Now, it takes a lot to make me indignant. Not at all partial to political witch-hunts or vicariously excited by the whiff of scandal. Non-plussed by the expenses scandal, thought
David Laws foolish but not corrupt, same about Mandelson, couldn’t care less about Clarke or most of the myriad scandals which nowadays surround the political class. Sorry.
Politicians are human and make mistakes; over-egging their mistakes merely besmirches the name of all politicians, most of whom are decent. I even happen to agree with the Independent that Chris Huhne is doing rather a good ministerial job in an area, environment, which is important to me. So I don’t know why the case of his wretched speeding points makes me so indignant, as mentioned in a previous post. Especially now it looks rather likely that he will get off.

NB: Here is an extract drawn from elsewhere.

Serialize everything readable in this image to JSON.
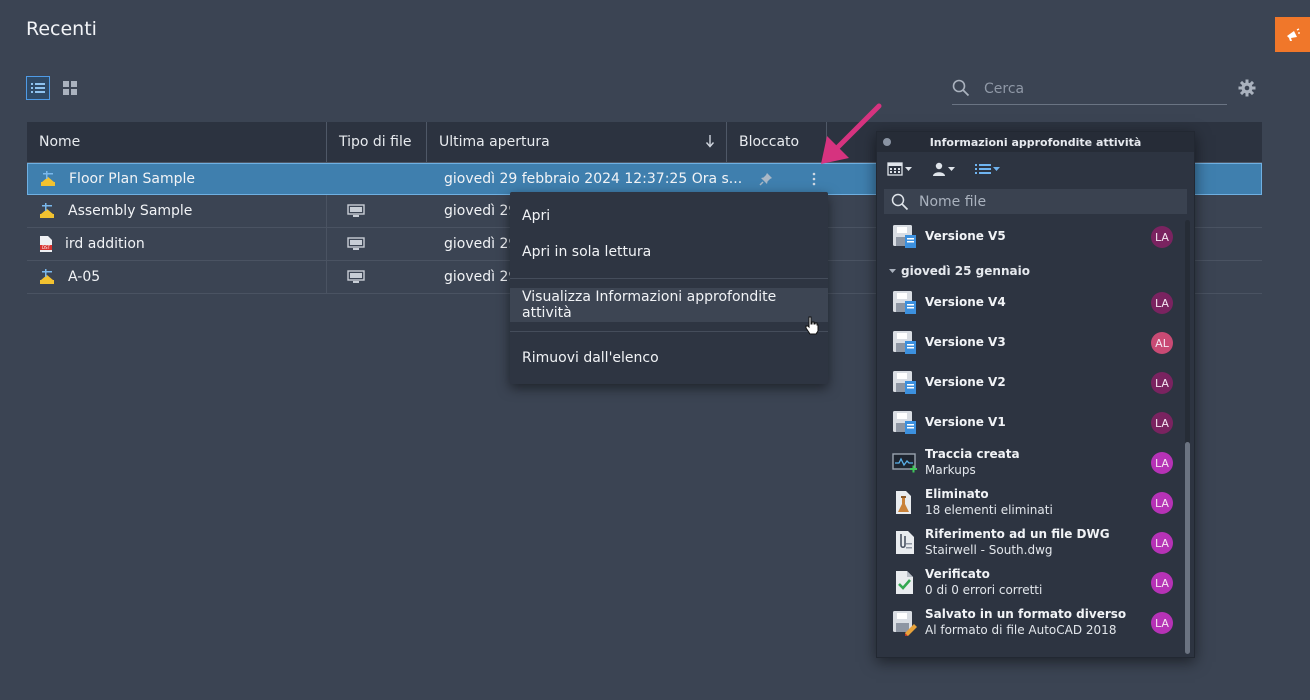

Oh no, hang on, I do. It makes me indignant because he is probably going to get off: not because he can come up with reasonable answers to some obvious questions asked by police, but simply because the key witness, his wife, is withdrawing and the case will lack evidence. And it makes me indignant because he has taken us all for fools, trial or no trial.
So, for the record: the issue is not whether or not his wife took his speeding points. The issue is the very strong probability of his having lied about it. First, in effectively calling his ex-wife a liar and a fantasist. She is clearly not blameless, in her somewhat unattractive enthusiasm for revenge against her husband. But think about this: would you lie to your kids about their mother in front of the world?
On top of this there is lying, we assume, to the leader of his own party and, by extension, the government and the prime minister. The only comparable example I can find of these two kinds of behaviour together is that of former Tory minister Jonathan Aitken and his forlorn hope of being saved from fraud charges by the “trusty shield of British fair play”. But there’s more.
This was not an internal investigation as to whether some government protocol was properly followed. This was having a Cabinet minister being interviewed, as a suspect, for a criminal offence, apparently both lying again to police and using his right to silence (something on which the law is, incidentally changing, to allow judges and juries to use in evidence). Why on earth, in that situation, would you plead the Fifth, rather than simply explaining your whereabouts? When you know there are tapes of you talking to your wife about the penalty points, although these presumably cannot be used in evidence?
But the best one of all is this: you may remember that, during the Iran-Contra affair, when he was perilously close to impeachment, President Ronald Reagan conveniently forgot key events that had happened. Well, Huhne has just become the latest of a distinguished line of suspects to plead the Reagan Defence. That makes a total of four whoppers, so far at least.
No, it is a considerable embarrassment to the government, but most of all it is an embarrassment to Nick Clegg, who clearly has not the balls to replace him (because if Clegg were not backing him, it seems highly unlikely that Cameron would keep him). We can only guess what conversations Clegg has had with Huhne. Perhaps he thinks, “don’t ask, don’t tell”. We can take some comfort though, surely, in the fact that it is likely to come back to haunt Clegg. Because someone with the combination of bad judgement and low integrity to allow this to happen once will clearly do it again before long – as Jeffrey Archer ably demonstrated. And that’s if he pulls it off this time.
The odd thing is that we can happily demand the resignation of someone who has, like Ken Clarke, merely said something stupid. But a man who is, in all probability, guilty of a serious criminal offence and of lying about it, remains in the Cabinet. Unchallenged by any of the party leaders.